By Michael Lotti

Q&A with Aileen Hough, circulation manager, CSC Publishing

Aileen Hough has old school credentials. She’s been with the same company for 20 years and remains committed to print publications. But she’s new school as well. She manages circulation for a number of e-publications and is excited about the publishing possibilities that the Internet has opened up.

Q: For which CSC magazines do you manage circulation? How long have you been doing it?

I manage all seven of CSC's magazines. When I started 20 years ago, we had one magazine and were starting the second. Now my department supports four print and three e-zines, an e-newsletter, and conference and educational webinars. Almost anything that touches our readers goes through our department.

Q: What’s the best part about working for a trade magazine (or several of them)?

It’s very rewarding to have readers say that the magazine is important to them. I like being successful in connecting people with helpful content.

Q: What’s the worst part?

The worst part of any job these days is the pressure. I don’t know anyone in any line of work that isn’t constantly attempting to do more with less. Everyone is working harder, smarter, longer. There is not as much of a line between work and the rest of your life anymore.

Q: Where do you see trade magazine circulation in a few years? In 10?

Print will NOT go away in the next ten years.

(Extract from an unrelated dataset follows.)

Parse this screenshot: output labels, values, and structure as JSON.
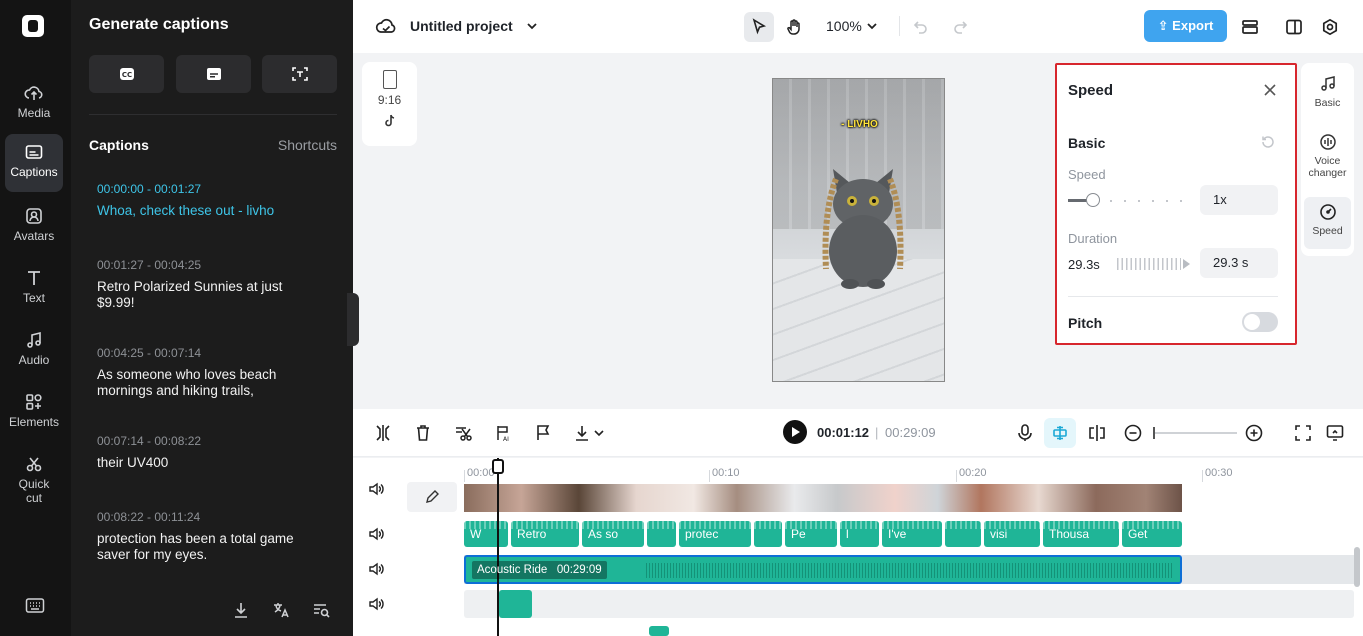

That being said, I do think people like me will embrace more mobile and digital materials. Those that figure out a way to finance this development will come out of the next decade stronger. Magazines and newspapers will continue to close and merge, many elements of the process will continue to change, but those having a strong message and bringing something valuable to an audience will survive.

Q: What are the big challenges facing CSC?

Smaller publishers are especially challenged with a tough economy, tighter ad dollars, and a million people wanting a share of those dollars.

Q: How do you keep on top of the changing world of publications?

My vendors and suppliers help me figure out and understand options. Other publishing friends are also a great asset. I’ve learned a great deal from MMPA events and my friends in MMPA. I read industry journals and newsletters, spend a great deal of time online, attend webinars, and take classes as often as I can. 

Q: What circulation journals/writers/blogs do you read regularly?

I read Folio, B2B Media Business, Publishing Executive and Audience Development. I keep on top of what BPA/ABC and USPS publish. I follow too many online newsletters to count. I belong to many Linked-In groups like Friends of MMPA and Circulation Professionals.

Q: Any gizmos or apps that you can’t live without?

I think (and I can’t believe I’m saying this) that my iPad is something, quickly, I can’t live without.  My whole life in one place and it’s the size and weight of a single magazine. It’s pretty amazing.

Q: Anything else you want to share?

The way I look at it, we can embrace all the changes and challenges facing the industry and benefit, or complain and miss out. I’ve chosen to embrace. A mentor at one of my first jobs told me, “You will go far in this business. When there is a problem, you are like a dog with a bone. You just keep at it until you have figured it out.” I laughed at the time, but those who know me would probably say, “That’s Aileen.”